the principles and teachings on worship. Also it is helpful to consideration
the Reformation when there was a great recovery of some of the earlier patterns
to varying degrees.
The place to begin is with clear statements of Scripture and
the place NOT to begin is with our feelings, our emotions and likes or
dislikes. Certainly these factors will impact our evaluations but they are not
to be our beginning point or our standard of judgment.
There need not be a conflict or disconnect between a planned
and orderly service and the living active ministry of God’s Spirit. God himself
is the one who gave commandments to use order and form in his worship. The
first 4 of the 10 commandments concern God as the proper object of worship with
some detail of what is acceptable and unacceptable worship.
It can be helpful and I believe scriptural for us to think
of corporate worship as a meeting between God in Christ and his people in which
dialogue is to occur. This dialogue is of a special nature because it involves
the holy God and people. Just as there is protocol when we meet with important
and superior in rank people there certainly protocol when we meet with God.
Now all gatherings for worship have some sort of pattern.
Even those who say they are not liturgical have at least a bare bones
structure. But our quest must be to have
as full of biblical pattern as possible so that God is properly acknowledged as
God and is approached through Jesus Christ our only Mediator and his people are
spiritually nourished through his Word.
Here are some questions we should consider. In looking at
Christian worship gatherings as described or prescribed in the New Testament
what element do we know were present and should be present in our gatherings?
Have culled those from the scripture text what elements found in the old
covenant scriptures would be unchanged by the coming of Jesus Christ? What
principles of worship from both Testaments are to be embodied in our structure
both form and words (speech, deeds and actions of leaders and congregants)? How

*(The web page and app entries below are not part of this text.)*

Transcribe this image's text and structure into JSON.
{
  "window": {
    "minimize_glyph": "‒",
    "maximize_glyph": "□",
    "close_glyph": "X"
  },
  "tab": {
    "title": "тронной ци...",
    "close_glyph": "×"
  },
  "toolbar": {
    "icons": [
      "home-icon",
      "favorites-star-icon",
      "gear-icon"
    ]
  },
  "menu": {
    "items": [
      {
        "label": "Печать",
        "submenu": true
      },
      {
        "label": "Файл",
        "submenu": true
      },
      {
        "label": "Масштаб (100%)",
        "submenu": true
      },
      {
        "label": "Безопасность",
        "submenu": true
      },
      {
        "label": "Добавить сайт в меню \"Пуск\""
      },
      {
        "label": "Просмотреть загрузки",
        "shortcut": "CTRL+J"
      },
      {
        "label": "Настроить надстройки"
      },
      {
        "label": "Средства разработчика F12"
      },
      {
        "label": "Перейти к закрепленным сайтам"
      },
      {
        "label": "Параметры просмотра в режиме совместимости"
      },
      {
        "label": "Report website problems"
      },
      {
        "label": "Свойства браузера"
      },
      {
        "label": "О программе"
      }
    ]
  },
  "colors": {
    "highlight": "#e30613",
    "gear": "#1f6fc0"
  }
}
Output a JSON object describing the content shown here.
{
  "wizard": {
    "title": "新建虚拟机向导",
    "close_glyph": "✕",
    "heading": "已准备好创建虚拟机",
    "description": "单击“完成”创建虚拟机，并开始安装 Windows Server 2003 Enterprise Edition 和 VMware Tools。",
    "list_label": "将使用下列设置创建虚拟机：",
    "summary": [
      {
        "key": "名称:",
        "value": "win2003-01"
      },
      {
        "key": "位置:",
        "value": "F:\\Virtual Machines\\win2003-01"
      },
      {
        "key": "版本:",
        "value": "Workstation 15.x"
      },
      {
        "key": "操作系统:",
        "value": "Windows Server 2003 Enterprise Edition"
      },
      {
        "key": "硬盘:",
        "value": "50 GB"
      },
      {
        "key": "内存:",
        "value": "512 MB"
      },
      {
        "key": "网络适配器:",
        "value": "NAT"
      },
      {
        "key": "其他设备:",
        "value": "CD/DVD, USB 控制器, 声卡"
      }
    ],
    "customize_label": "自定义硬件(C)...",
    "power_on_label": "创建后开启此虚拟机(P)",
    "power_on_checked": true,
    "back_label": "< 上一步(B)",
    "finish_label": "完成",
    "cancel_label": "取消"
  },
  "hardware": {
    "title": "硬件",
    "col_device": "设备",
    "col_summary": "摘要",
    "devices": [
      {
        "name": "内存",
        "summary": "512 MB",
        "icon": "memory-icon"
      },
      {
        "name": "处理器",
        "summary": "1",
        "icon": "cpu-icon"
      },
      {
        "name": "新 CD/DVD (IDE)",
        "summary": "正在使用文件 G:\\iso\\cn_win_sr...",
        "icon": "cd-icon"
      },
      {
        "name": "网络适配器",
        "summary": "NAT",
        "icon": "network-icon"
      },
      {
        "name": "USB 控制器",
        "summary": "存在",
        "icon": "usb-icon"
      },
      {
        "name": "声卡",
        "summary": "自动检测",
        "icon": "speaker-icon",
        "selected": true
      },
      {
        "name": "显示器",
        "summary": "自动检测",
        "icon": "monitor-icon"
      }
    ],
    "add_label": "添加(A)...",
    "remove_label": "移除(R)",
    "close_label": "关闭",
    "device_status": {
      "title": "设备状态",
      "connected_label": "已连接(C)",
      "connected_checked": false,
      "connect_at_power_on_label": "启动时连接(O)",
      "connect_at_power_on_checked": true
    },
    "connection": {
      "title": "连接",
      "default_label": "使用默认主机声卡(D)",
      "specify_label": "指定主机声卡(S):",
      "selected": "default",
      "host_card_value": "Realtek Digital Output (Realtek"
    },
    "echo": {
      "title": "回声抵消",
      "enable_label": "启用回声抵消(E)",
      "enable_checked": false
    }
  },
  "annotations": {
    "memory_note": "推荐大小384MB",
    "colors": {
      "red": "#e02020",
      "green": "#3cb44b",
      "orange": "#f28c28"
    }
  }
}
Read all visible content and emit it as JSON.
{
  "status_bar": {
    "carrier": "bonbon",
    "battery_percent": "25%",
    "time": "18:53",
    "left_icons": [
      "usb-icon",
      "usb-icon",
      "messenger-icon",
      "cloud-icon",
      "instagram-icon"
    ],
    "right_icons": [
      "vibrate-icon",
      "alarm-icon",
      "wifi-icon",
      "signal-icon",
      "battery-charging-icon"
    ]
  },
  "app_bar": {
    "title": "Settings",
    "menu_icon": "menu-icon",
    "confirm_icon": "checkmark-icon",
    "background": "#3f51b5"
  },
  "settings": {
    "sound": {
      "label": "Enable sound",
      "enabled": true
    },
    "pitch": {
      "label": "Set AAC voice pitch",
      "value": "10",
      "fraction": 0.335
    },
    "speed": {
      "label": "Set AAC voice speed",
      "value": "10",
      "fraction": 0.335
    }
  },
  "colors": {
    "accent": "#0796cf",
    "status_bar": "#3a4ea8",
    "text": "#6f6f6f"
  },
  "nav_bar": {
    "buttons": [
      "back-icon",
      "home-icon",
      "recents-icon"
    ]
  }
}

should these be structured in a movement of divine human dialogue and
encounter? There is no one set invariable pattern but a general pattern can
certainly be discerned and implemented.
In planning the various elements of a service of worship we
must ask questions of each one? Why are
we doing this? What is its biblical authorization and what is its spiritual and
practical purpose? How does it relate to the movement and flow (vital pattern) of
the worship gathering and event? We can
plan the meeting but we cannot plan the inner transaction of worship. Our
planning must assist the worshipper to encounter God in His Word by his Spirit
in fellowship with the company of believers gathered.
A fourfold general pattern of our gatherings for worship can
be seen as: Gathering Together before our God; Approaching Him in worship which
centers on His attributes and our humble recognition that He alone is God and
we are his people; the Declaration of His truth and our participation in it
through the Lord’s Table and our departure for service though whole life
worship of living. In this structure God speaks and we respond and through its
movement the gospel should be discerned.
Let me pause here and post- just some beginning food for
I appreciate your food for thought. Here’s a thought…Paul always spoke/prayed a blessing over God’s people. I know we are there for God, but Paul always spoke/prayed blessings as well as giving God’s Word. I have also been thinking on Samuel, as a young child, growing up “in the church.” Can you comment on children’s place in the worship service/gathering?